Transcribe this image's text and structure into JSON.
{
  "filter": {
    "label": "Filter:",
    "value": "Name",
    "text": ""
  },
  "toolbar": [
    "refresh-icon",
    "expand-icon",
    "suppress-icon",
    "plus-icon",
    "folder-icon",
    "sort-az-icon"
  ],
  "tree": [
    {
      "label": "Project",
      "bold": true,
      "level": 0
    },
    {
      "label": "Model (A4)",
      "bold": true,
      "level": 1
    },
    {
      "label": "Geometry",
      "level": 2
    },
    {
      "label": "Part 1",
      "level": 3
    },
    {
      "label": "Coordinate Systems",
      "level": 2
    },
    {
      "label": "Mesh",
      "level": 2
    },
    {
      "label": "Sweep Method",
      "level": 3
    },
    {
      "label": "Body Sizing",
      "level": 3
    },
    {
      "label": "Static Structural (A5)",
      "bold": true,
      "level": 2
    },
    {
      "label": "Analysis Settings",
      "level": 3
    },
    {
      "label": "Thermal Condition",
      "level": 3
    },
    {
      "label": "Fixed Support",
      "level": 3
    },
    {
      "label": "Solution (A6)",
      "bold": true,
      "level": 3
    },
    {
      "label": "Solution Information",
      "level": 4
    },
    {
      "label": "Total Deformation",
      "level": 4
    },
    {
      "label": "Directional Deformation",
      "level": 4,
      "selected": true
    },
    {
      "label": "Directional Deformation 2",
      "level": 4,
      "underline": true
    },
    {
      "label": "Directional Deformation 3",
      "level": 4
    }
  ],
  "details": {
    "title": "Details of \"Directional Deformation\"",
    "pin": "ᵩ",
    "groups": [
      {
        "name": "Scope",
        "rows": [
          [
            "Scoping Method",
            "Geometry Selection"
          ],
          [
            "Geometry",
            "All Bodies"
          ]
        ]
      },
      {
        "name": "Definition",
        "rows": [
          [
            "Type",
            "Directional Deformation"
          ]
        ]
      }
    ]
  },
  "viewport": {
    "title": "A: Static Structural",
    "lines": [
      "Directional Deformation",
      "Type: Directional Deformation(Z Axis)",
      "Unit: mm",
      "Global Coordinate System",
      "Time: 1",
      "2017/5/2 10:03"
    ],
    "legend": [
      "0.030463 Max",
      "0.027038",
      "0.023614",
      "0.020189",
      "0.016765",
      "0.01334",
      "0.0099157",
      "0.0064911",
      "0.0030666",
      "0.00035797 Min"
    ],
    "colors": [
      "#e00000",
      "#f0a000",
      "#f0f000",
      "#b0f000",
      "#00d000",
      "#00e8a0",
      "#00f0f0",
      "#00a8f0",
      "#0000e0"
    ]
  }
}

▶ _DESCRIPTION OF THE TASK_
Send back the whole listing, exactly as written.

▶ _EXERCISE RESULT_
Transcribe this image's text and structure into JSON.
{
  "filter": {
    "label": "Filter:",
    "value": "Name",
    "text": ""
  },
  "toolbar": [
    "refresh-icon",
    "expand-icon",
    "suppress-icon",
    "plus-icon",
    "folder-icon",
    "sort-az-icon"
  ],
  "tree": [
    {
      "label": "Project",
      "bold": true,
      "level": 0
    },
    {
      "label": "Model (A4)",
      "bold": true,
      "level": 1
    },
    {
      "label": "Geometry",
      "level": 2
    },
    {
      "label": "Part 1",
      "level": 3
    },
    {
      "label": "Coordinate Systems",
      "level": 2
    },
    {
      "label": "Mesh",
      "level": 2
    },
    {
      "label": "Sweep Method",
      "level": 3
    },
    {
      "label": "Body Sizing",
      "level": 3
    },
    {
      "label": "Static Structural (A5)",
      "bold": true,
      "level": 2
    },
    {
      "label": "Analysis Settings",
      "level": 3
    },
    {
      "label": "Thermal Condition",
      "level": 3
    },
    {
      "label": "Fixed Support",
      "level": 3
    },
    {
      "label": "Solution (A6)",
      "bold": true,
      "level": 3
    },
    {
      "label": "Solution Information",
      "level": 4
    },
    {
      "label": "Total Deformation",
      "level": 4
    },
    {
      "label": "Directional Deformation",
      "level": 4,
      "selected": true
    },
    {
      "label": "Directional Deformation 2",
      "level": 4,
      "underline": true
    },
    {
      "label": "Directional Deformation 3",
      "level": 4
    }
  ],
  "details": {
    "title": "Details of \"Directional Deformation\"",
    "pin": "ᵩ",
    "groups": [
      {
        "name": "Scope",
        "rows": [
          [
            "Scoping Method",
            "Geometry Selection"
          ],
          [
            "Geometry",
            "All Bodies"
          ]
        ]
      },
      {
        "name": "Definition",
        "rows": [
          [
            "Type",
            "Directional Deformation"
          ]
        ]
      }
    ]
  },
  "viewport": {
    "title": "A: Static Structural",
    "lines": [
      "Directional Deformation",
      "Type: Directional Deformation(Z Axis)",
      "Unit: mm",
      "Global Coordinate System",
      "Time: 1",
      "2017/5/2 10:03"
    ],
    "legend": [
      "0.030463 Max",
      "0.027038",
      "0.023614",
      "0.020189",
      "0.016765",
      "0.01334",
      "0.0099157",
      "0.0064911",
      "0.0030666",
      "0.00035797 Min"
    ],
    "colors": [
      "#e00000",
      "#f0a000",
      "#f0f000",
      "#b0f000",
      "#00d000",
      "#00e8a0",
      "#00f0f0",
      "#00a8f0",
      "#0000e0"
    ]
  }
}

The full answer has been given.